Scan the entries below for lines holding "dimensions". Give the number of such lines alone.

════

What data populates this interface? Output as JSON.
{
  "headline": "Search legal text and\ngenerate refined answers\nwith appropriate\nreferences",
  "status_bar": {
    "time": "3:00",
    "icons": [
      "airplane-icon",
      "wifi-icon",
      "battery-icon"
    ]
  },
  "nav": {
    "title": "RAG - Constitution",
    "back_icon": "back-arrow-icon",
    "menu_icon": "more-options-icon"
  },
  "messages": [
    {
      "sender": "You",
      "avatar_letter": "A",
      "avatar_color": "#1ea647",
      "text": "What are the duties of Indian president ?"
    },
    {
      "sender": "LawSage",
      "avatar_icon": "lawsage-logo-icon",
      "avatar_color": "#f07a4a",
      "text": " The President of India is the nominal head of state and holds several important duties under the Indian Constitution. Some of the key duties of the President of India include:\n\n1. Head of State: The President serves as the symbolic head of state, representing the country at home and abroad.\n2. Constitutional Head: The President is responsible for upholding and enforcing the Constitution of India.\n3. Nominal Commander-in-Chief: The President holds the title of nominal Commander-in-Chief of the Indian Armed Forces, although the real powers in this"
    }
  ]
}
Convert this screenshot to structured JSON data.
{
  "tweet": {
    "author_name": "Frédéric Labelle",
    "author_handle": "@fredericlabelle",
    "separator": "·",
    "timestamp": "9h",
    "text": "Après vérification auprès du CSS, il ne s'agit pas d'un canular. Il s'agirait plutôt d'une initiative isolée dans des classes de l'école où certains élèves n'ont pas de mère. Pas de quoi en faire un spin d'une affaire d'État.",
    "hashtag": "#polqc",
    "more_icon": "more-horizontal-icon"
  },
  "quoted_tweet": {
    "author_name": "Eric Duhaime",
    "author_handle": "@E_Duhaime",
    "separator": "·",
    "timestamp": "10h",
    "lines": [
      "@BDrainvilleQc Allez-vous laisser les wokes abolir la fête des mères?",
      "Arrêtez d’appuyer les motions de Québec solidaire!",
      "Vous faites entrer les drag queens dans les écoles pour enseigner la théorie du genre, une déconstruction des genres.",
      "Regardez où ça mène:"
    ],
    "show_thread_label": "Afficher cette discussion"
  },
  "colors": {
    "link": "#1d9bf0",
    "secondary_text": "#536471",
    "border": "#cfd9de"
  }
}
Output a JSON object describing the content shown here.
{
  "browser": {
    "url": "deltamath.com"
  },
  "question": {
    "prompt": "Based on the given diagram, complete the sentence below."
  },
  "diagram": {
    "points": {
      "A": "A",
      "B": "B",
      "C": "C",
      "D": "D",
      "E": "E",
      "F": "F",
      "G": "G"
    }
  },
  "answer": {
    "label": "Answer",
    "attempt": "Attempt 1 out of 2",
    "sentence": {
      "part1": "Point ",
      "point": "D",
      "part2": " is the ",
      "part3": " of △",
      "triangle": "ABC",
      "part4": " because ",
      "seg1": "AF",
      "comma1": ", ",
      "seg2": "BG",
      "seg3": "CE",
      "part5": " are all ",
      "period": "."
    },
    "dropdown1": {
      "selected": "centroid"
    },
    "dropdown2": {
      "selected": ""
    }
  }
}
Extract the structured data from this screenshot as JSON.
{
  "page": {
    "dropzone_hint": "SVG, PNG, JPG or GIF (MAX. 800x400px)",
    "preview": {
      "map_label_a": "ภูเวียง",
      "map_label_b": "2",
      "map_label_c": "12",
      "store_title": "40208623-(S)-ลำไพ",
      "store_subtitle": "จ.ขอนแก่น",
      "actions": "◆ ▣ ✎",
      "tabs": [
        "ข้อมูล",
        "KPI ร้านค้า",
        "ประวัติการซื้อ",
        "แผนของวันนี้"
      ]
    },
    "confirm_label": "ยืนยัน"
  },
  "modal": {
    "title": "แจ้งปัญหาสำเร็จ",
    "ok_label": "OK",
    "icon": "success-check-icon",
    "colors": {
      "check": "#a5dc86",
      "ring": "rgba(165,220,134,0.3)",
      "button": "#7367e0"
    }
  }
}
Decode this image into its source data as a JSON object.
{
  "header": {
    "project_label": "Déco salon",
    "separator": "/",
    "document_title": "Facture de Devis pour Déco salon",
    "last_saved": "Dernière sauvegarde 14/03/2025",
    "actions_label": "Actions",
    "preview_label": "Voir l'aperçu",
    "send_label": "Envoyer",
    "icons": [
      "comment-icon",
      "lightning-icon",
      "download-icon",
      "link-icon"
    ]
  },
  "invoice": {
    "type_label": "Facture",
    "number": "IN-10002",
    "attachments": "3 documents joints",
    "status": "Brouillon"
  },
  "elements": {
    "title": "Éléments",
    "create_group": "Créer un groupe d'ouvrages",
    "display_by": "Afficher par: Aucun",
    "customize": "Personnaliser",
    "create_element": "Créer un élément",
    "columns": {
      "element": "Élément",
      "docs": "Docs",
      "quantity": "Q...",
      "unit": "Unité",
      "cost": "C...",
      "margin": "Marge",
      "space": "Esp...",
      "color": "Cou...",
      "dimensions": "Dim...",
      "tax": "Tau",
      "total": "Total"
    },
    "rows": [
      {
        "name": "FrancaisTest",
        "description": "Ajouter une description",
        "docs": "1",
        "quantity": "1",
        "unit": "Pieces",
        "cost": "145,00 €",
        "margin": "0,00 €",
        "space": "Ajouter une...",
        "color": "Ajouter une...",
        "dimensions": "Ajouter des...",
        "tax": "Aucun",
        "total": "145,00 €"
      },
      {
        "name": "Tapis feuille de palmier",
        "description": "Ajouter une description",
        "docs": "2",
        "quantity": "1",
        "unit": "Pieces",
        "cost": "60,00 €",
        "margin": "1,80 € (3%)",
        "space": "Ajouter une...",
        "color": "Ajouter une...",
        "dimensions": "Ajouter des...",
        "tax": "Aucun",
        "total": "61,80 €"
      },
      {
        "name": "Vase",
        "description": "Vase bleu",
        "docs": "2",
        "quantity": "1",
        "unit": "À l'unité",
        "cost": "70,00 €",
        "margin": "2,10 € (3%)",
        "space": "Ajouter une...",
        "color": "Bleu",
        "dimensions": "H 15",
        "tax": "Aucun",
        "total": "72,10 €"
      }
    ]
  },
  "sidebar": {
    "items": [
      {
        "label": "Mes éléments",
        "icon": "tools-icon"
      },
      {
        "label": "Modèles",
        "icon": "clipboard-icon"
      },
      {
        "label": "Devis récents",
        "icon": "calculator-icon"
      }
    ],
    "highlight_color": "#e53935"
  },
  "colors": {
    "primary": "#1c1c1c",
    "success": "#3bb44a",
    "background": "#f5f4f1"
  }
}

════

▶ RESULT OF THE EXERCISE
4